I always had a fondness for the dish, although it was too difficult to explain to people who didn’t understand what it was.  When I lived in McPherson, I once described it to my best friend, Wilma, across the street.  “Oh,” she said, we call that “Knipp”.  She originated from another German Lutheran settlement around Kinsley, KS and she knew exactly what I was talking about.  Except, in their tradition you would put pancake syrup on it!  Ewwwww…….not for me!  

 I’ve researched this a bit on the ‘net, and found recipes from up in Ohio and other German communities.  We have a recipe that uses ground beef and ground pork in it, but the texture isn’t to my liking.  This last winter our son-in-law gave us some neckbones they got when they sent a hog to be processed.  So, my husband tried his hand at making it the old-fashioned way.  Now he knows what I was talking about with the texture thing and he prefers the flavor and texture obtained from boiling boney parts.  Funny thing…..he’s the one that eats this for breakfast when we have it, but his idea is that it isn’t served on bread but has to be accompanied by fried eggs.  He just doesn’t get it!

Here is the recipe from the cookbook that Betty copied on tablet paper, then somehow it got pasted into the cookbook.   I can just picture Betty telling Mom that we needed to have the recipe for this good stuff written down and Mom describing how its made.


Put the head, the heart, the tongue and other left oven meat in a boiler and cover with water.  Cook for at least 4 hours.  Grind the meat.
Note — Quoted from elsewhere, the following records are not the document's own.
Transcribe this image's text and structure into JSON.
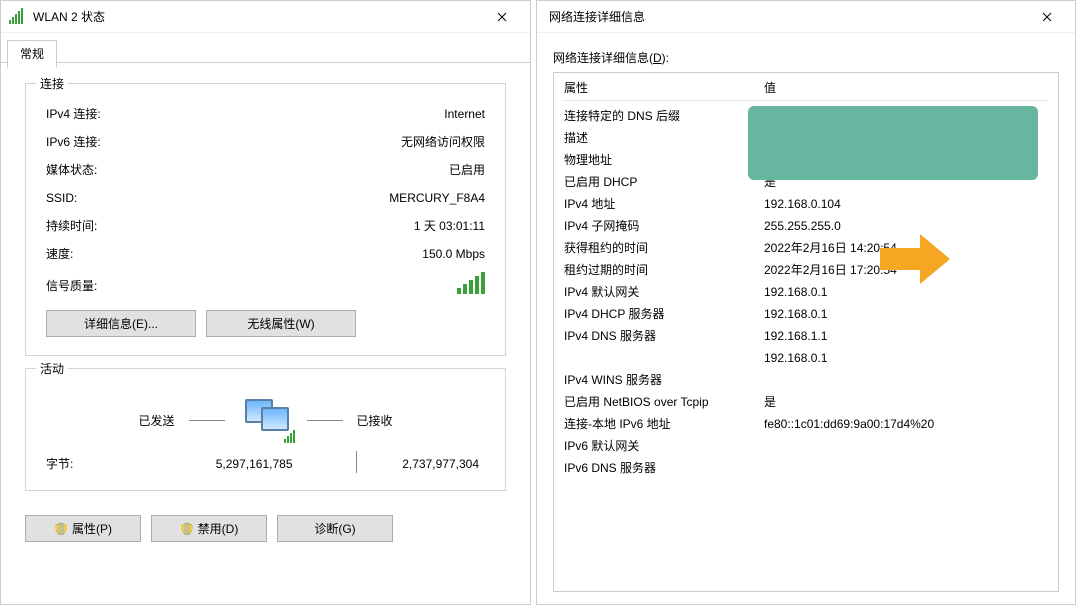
{
  "left": {
    "title": "WLAN 2 状态",
    "tab": "常规",
    "group_conn": {
      "title": "连接",
      "ipv4_label": "IPv4 连接:",
      "ipv4_value": "Internet",
      "ipv6_label": "IPv6 连接:",
      "ipv6_value": "无网络访问权限",
      "media_label": "媒体状态:",
      "media_value": "已启用",
      "ssid_label": "SSID:",
      "ssid_value": "MERCURY_F8A4",
      "duration_label": "持续时间:",
      "duration_value": "1 天 03:01:11",
      "speed_label": "速度:",
      "speed_value": "150.0 Mbps",
      "quality_label": "信号质量:",
      "btn_details": "详细信息(E)...",
      "btn_wireless": "无线属性(W)"
    },
    "group_activity": {
      "title": "活动",
      "sent_label": "已发送",
      "recv_label": "已接收",
      "bytes_label": "字节:",
      "bytes_sent": "5,297,161,785",
      "bytes_recv": "2,737,977,304"
    },
    "buttons": {
      "properties": "属性(P)",
      "disable": "禁用(D)",
      "diagnose": "诊断(G)"
    }
  },
  "right": {
    "title": "网络连接详细信息",
    "subheader_prefix": "网络连接详细信息(",
    "subheader_key": "D",
    "subheader_suffix": "):",
    "col_prop": "属性",
    "col_val": "值",
    "rows": {
      "dns_suffix": "连接特定的 DNS 后缀",
      "desc": "描述",
      "phys": "物理地址",
      "dhcp_enabled": "已启用 DHCP",
      "dhcp_enabled_v": "是",
      "ipv4_addr": "IPv4 地址",
      "ipv4_addr_v": "192.168.0.104",
      "subnet": "IPv4 子网掩码",
      "subnet_v": "255.255.255.0",
      "lease_obtained": "获得租约的时间",
      "lease_obtained_v": "2022年2月16日 14:20:54",
      "lease_expires": "租约过期的时间",
      "lease_expires_v": "2022年2月16日 17:20:54",
      "def_gw": "IPv4 默认网关",
      "def_gw_v": "192.168.0.1",
      "dhcp_srv": "IPv4 DHCP 服务器",
      "dhcp_srv_v": "192.168.0.1",
      "dns_srv": "IPv4 DNS 服务器",
      "dns_srv_v1": "192.168.1.1",
      "dns_srv_v2": "192.168.0.1",
      "wins": "IPv4 WINS 服务器",
      "netbios": "已启用 NetBIOS over Tcpip",
      "netbios_v": "是",
      "ll_ipv6": "连接-本地 IPv6 地址",
      "ll_ipv6_v": "fe80::1c01:dd69:9a00:17d4%20",
      "ipv6_gw": "IPv6 默认网关",
      "ipv6_dns": "IPv6 DNS 服务器"
    }
  }
}
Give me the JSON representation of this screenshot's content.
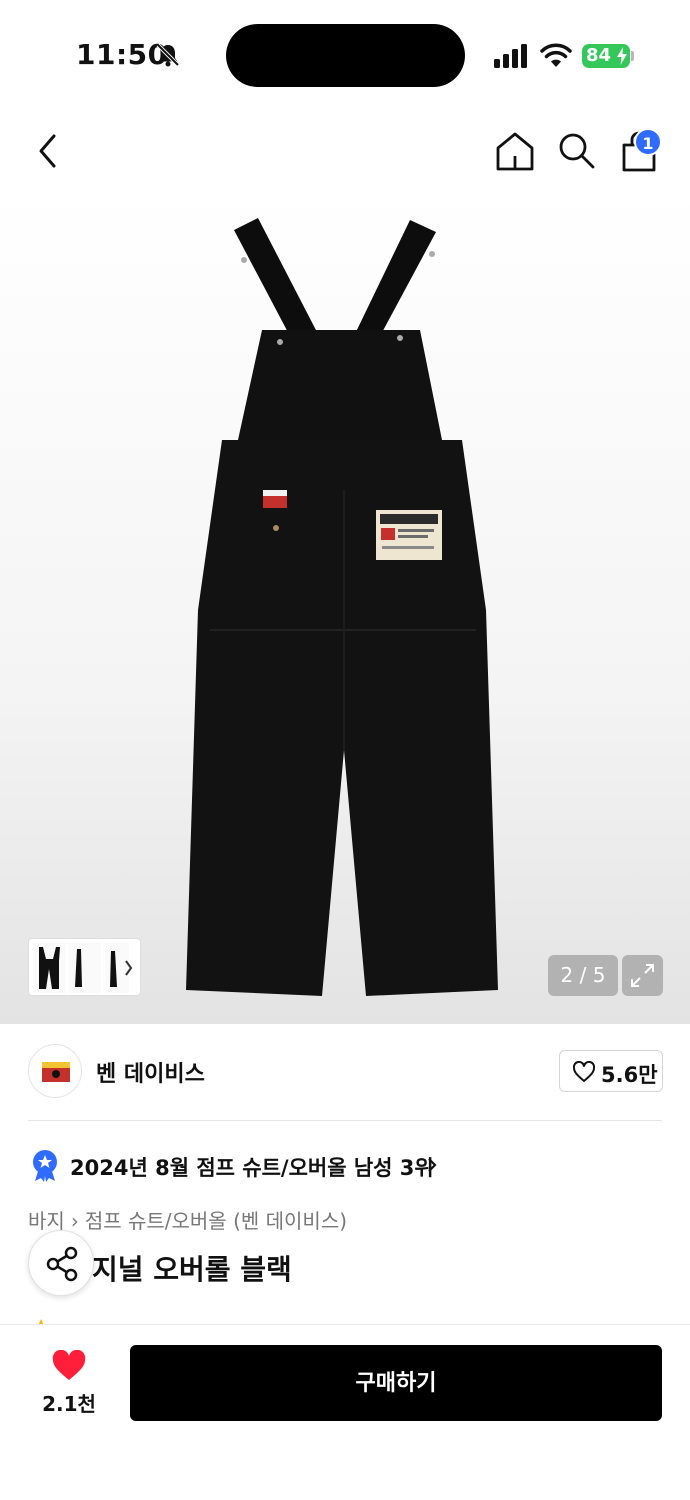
{
  "status_bar": {
    "time": "11:50",
    "battery": "84"
  },
  "header": {
    "cart_count": "1"
  },
  "gallery": {
    "counter": "2 / 5",
    "current_index": 2,
    "total_images": 5
  },
  "brand": {
    "name": "벤 데이비스",
    "likes": "5.6만"
  },
  "ranking": {
    "text": "2024년 8월 점프 슈트/오버올 남성 3위"
  },
  "breadcrumb": [
    "바지",
    "점프 슈트/오버올 (벤 데이비스)"
  ],
  "product": {
    "title": "지널 오버롤 블랙"
  },
  "bottom_bar": {
    "likes": "2.1천",
    "buy_label": "구매하기"
  },
  "colors": {
    "accent_blue": "#2f6bff",
    "battery_green": "#34c759",
    "heart_red": "#ff1f3a"
  },
  "icons": [
    "bell-off-icon",
    "signal-icon",
    "wifi-icon",
    "back-icon",
    "home-icon",
    "search-icon",
    "shopping-bag-icon",
    "expand-icon",
    "heart-icon",
    "medal-icon",
    "chevron-right-icon",
    "share-icon",
    "star-icon"
  ]
}
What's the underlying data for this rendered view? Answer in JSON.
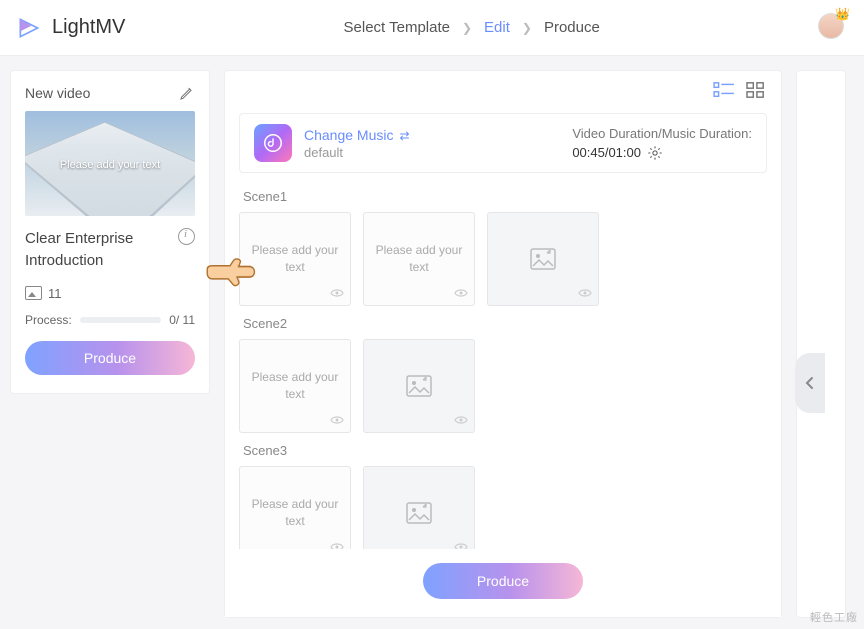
{
  "brand": "LightMV",
  "breadcrumb": {
    "step1": "Select Template",
    "step2": "Edit",
    "step3": "Produce"
  },
  "sidebar": {
    "title": "New video",
    "thumb_overlay": "Please add your text",
    "template_name": "Clear Enterprise Introduction",
    "image_count": "11",
    "process_label": "Process:",
    "process_value": "0/ 11",
    "produce_label": "Produce"
  },
  "music": {
    "change_label": "Change Music",
    "default_label": "default",
    "duration_label": "Video Duration/Music Duration:",
    "duration_value": "00:45/01:00"
  },
  "scenes": [
    {
      "name": "Scene1",
      "tiles": [
        {
          "type": "text",
          "placeholder": "Please add your text"
        },
        {
          "type": "text",
          "placeholder": "Please add your text"
        },
        {
          "type": "image"
        }
      ]
    },
    {
      "name": "Scene2",
      "tiles": [
        {
          "type": "text",
          "placeholder": "Please add your text"
        },
        {
          "type": "image"
        }
      ]
    },
    {
      "name": "Scene3",
      "tiles": [
        {
          "type": "text",
          "placeholder": "Please add your text"
        },
        {
          "type": "image"
        }
      ]
    }
  ],
  "footer": {
    "produce_label": "Produce"
  },
  "watermark": "輕色工廠"
}
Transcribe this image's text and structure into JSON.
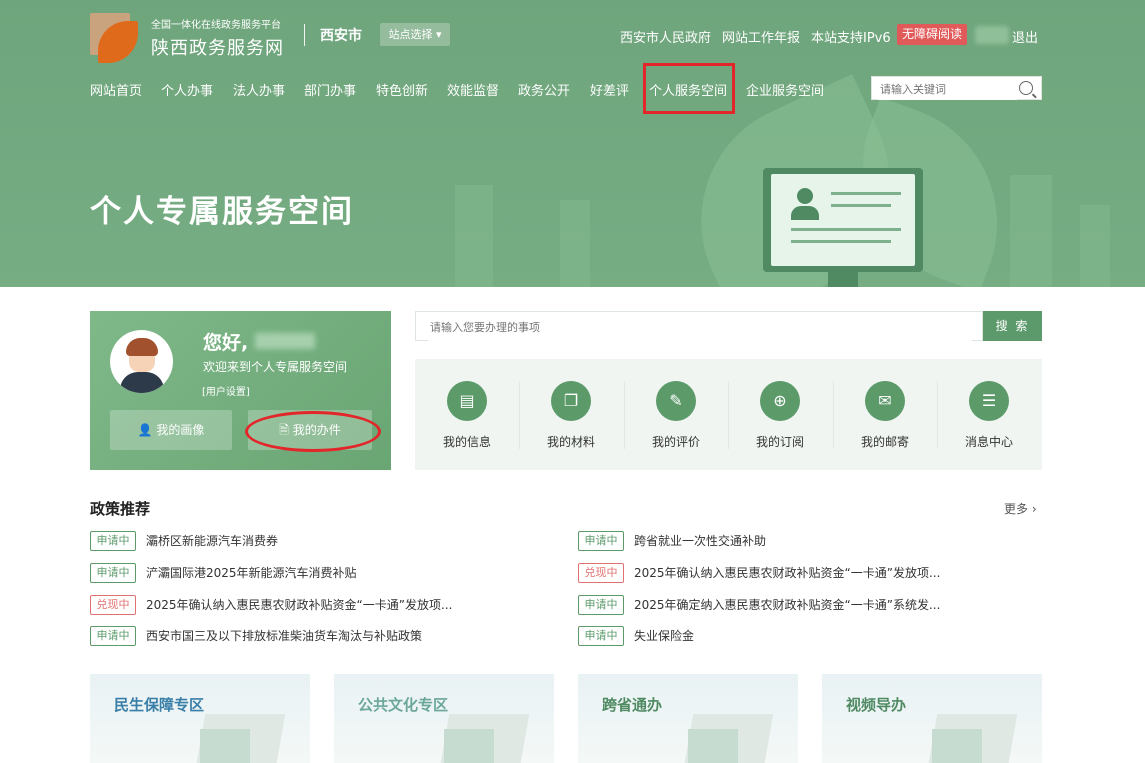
{
  "header": {
    "site_subtitle": "全国一体化在线政务服务平台",
    "site_title": "陕西政务服务网",
    "city": "西安市",
    "site_select": "站点选择",
    "links": [
      "西安市人民政府",
      "网站工作年报",
      "本站支持IPv6"
    ],
    "accessibility": "无障碍阅读",
    "logout": "退出",
    "search_placeholder": "请输入关键词"
  },
  "nav": {
    "items": [
      "网站首页",
      "个人办事",
      "法人办事",
      "部门办事",
      "特色创新",
      "效能监督",
      "政务公开",
      "好差评",
      "个人服务空间",
      "企业服务空间"
    ]
  },
  "hero": {
    "title": "个人专属服务空间"
  },
  "profile": {
    "greeting": "您好,",
    "welcome": "欢迎来到个人专属服务空间",
    "settings": "[用户设置]",
    "btn_portrait": "我的画像",
    "btn_affairs": "我的办件"
  },
  "search": {
    "placeholder": "请输入您要办理的事项",
    "button": "搜 索"
  },
  "quick": [
    {
      "label": "我的信息",
      "icon": "document-icon"
    },
    {
      "label": "我的材料",
      "icon": "files-icon"
    },
    {
      "label": "我的评价",
      "icon": "edit-icon"
    },
    {
      "label": "我的订阅",
      "icon": "add-file-icon"
    },
    {
      "label": "我的邮寄",
      "icon": "mail-icon"
    },
    {
      "label": "消息中心",
      "icon": "message-icon"
    }
  ],
  "policy": {
    "title": "政策推荐",
    "more": "更多 ›",
    "left": [
      {
        "status": "申请中",
        "text": "灞桥区新能源汽车消费券"
      },
      {
        "status": "申请中",
        "text": "浐灞国际港2025年新能源汽车消费补贴"
      },
      {
        "status": "兑现中",
        "text": "2025年确认纳入惠民惠农财政补贴资金“一卡通”发放项..."
      },
      {
        "status": "申请中",
        "text": "西安市国三及以下排放标准柴油货车淘汰与补贴政策"
      }
    ],
    "right": [
      {
        "status": "申请中",
        "text": "跨省就业一次性交通补助"
      },
      {
        "status": "兑现中",
        "text": "2025年确认纳入惠民惠农财政补贴资金“一卡通”发放项..."
      },
      {
        "status": "申请中",
        "text": "2025年确定纳入惠民惠农财政补贴资金“一卡通”系统发..."
      },
      {
        "status": "申请中",
        "text": "失业保险金"
      }
    ]
  },
  "cards": [
    {
      "title": "民生保障专区",
      "color": "#3a7fa8"
    },
    {
      "title": "公共文化专区",
      "color": "#6aa69a"
    },
    {
      "title": "跨省通办",
      "color": "#4f8a63"
    },
    {
      "title": "视频导办",
      "color": "#4f8a63"
    }
  ]
}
The water that is left over from the meat should have in it – onions, salt, pepper.  Then boil.  Put in oatmeal and cook.  Add meat and cook some more, stirring constantly.  Add more salt if needed.

%d bloggers like this: